A third party consulting firm assessed CDRH’s review process, management systems, IT infrastructure, workload management tools, reviewer training programs and staff turnover. Key findings were released in December 2013, along with a list of high-priority recommendations for improvements.
Their Final Report on Findings and Recommendations, released today, affirms that CDRH is on a path to meeting many of the challenges that were flagged in the months leading up to the enactment of MDUFA III, including such topics as sponsor communication, IT infrastructure, reviewer training, reviewer attrition, and submission quality.
Initially, the contractor identified 31 unique issues related to the device submission review process. They concluded that CDRH had taken steps to address 21 of those 31 issues – either through the development and implementation of new MDUFA III provisions, updated systems, and/or processes for review staff – and that we had at least begun to address another nine of the issues. Only one issue – creating the tools and metrics to assess the consistency of decision-making across the program – remained. It was the driver for one of the contractor’s high-priority recommendations.
After the December report came out, we put together our own plan of action to implement the high-priority recommendations. These recommendations call for:
- Developing criteria and establishing mechanisms to improve consistency in decision-making throughout the review process.
- Providing mandatory full staff training for the three primary IT systems that support MDUFA III reviews.
- Identifying metrics and incorporating methods to better assess review process training satisfaction, learning and staff behavior changes.
- Adopting a holistic, multi-pronged approach to address five quality component areas to standardize process lifecycle management activities and improve consistency of reviews. This approach addresses such topics as corrective and preventive action and continuous process improvement, resource management, document management and system evaluation.
This action plan, also out today, has been divided into two stages. The first stage includes those actions needed to address specific recommendations identified in the December report, most of which will be implemented by 2016. The second stage covers longer-term actions to further enhance the efficiency of our processes beyond what the contractor recommended. We will now begin to execute this action plan. In addition, as we committed to do under MDUFA III, we will now develop an implementation plan for the new recommendations in this final report.

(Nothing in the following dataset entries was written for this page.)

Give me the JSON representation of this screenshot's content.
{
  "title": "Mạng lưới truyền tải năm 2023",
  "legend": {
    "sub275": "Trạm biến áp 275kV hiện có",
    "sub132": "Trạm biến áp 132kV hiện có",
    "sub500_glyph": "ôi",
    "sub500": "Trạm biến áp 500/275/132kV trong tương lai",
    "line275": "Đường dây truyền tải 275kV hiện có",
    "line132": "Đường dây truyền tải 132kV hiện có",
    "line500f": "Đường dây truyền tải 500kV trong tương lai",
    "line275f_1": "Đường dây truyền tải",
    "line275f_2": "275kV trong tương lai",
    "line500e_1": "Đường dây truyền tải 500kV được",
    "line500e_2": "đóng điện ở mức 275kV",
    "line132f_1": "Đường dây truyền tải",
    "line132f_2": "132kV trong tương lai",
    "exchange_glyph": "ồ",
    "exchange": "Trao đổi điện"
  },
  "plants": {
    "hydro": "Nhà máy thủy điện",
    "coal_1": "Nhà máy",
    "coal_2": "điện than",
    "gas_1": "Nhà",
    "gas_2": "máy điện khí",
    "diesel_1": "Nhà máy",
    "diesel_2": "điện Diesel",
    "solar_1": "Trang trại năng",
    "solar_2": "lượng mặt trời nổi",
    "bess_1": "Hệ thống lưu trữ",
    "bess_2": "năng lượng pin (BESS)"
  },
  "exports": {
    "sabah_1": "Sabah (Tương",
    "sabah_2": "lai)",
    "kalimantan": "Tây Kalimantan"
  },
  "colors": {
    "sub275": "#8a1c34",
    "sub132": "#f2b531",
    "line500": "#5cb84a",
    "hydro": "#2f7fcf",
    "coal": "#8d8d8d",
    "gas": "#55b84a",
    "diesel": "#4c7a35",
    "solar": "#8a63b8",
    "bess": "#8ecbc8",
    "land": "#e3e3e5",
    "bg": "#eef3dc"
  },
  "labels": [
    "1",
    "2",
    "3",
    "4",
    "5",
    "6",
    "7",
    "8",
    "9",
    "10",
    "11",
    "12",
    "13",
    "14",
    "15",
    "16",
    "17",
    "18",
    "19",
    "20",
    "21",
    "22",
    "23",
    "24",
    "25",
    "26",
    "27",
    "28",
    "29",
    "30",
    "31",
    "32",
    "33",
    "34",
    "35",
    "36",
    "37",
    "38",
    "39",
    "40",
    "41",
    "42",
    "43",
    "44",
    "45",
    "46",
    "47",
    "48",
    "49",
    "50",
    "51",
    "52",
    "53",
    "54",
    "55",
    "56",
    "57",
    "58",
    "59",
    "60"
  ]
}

I encourage you to take a close look at the report and our plan of action. I think you’ll agree with me that sustained focus on these various management improvements will translate to more consistent and efficient reviews, advanced innovation and ultimately improved patient health.
This blog originally appeared at the FDA Voice blog. You can find it by clicking here.